Next, follow instructions on how to configure the
server.xml file to use your keystore, its password, and enable SSL\TLS. A great guide has bene published by Mulesoft.
Adding Keystore to Docker Image
It doesn’t matter where you place your keystore file, so long as Tomcat is able to access it. In our example below, we are placing the keystore in the root directory of our container. We are also copying our own custom
server.xml file into the Docker image, since Tomcat needs to know where your keystore is located and its password.
FROM tomcat:10-jdk14-openjdk-slim AS final COPY --from=build ./build/*.jar /usr/local/tomcat COPY ./tomcat-users.xml /usr/local/tomcat/conf COPY ./server.xml /usr/local/tomcat/conf COPY ./webapp.keystore /webapp.keystore
Build Tomcat Image with SSL
The final step is to build your updated Docker image with the keystore and custom
server.xml file.

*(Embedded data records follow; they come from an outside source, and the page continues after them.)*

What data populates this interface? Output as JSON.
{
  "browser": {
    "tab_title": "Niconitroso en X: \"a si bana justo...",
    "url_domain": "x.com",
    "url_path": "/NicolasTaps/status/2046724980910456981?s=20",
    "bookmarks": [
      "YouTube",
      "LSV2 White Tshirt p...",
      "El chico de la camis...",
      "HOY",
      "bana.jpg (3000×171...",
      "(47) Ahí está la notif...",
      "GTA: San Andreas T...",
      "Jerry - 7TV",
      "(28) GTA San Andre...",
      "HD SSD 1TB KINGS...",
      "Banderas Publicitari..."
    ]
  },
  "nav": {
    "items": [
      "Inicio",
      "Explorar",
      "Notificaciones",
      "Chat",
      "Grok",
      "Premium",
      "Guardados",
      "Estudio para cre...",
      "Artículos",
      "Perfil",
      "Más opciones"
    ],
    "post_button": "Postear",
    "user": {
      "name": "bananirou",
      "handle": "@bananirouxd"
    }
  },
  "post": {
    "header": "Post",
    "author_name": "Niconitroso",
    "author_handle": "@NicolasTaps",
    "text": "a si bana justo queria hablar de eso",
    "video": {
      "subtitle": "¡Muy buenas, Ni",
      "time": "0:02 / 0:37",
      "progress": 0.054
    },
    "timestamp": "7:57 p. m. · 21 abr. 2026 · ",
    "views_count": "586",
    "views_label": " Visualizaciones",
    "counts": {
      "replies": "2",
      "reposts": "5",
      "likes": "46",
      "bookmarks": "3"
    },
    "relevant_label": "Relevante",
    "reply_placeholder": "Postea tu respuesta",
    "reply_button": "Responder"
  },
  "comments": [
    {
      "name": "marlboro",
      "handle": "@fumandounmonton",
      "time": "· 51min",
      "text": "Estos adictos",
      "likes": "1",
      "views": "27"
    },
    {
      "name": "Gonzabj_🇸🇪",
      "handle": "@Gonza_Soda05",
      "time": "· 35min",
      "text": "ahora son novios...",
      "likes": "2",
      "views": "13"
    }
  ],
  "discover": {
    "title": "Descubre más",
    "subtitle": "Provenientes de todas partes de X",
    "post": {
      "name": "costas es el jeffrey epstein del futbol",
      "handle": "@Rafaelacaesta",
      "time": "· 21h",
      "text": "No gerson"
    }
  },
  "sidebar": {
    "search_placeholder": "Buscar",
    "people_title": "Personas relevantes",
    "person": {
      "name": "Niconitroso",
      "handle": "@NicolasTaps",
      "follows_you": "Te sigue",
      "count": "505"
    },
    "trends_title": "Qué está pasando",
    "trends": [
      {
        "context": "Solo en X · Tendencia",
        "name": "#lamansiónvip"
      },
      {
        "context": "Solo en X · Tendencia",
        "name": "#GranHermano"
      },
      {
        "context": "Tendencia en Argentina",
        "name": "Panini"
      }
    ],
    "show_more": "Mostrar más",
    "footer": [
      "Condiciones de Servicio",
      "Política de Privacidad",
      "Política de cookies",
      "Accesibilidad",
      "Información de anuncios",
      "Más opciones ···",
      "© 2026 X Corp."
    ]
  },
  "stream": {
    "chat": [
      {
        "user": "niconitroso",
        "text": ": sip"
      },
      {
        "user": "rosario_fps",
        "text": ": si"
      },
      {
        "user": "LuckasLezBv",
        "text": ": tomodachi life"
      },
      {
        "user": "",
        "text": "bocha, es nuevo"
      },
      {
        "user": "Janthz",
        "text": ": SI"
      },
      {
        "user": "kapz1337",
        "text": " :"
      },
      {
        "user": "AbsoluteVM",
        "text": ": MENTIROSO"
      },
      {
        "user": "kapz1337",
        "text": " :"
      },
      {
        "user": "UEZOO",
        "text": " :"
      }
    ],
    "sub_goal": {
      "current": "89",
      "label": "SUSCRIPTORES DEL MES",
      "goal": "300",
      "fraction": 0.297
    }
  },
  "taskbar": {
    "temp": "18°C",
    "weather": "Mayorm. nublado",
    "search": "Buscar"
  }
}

We’re going to tag the example build with
webap:1.0.0-tls as a way to communicate that this version is TLS enabled. However, this is an arbritrary tag that’s only useful if you need to differentiate between multiple images.
docker build -t webapp:1.0.0-tls .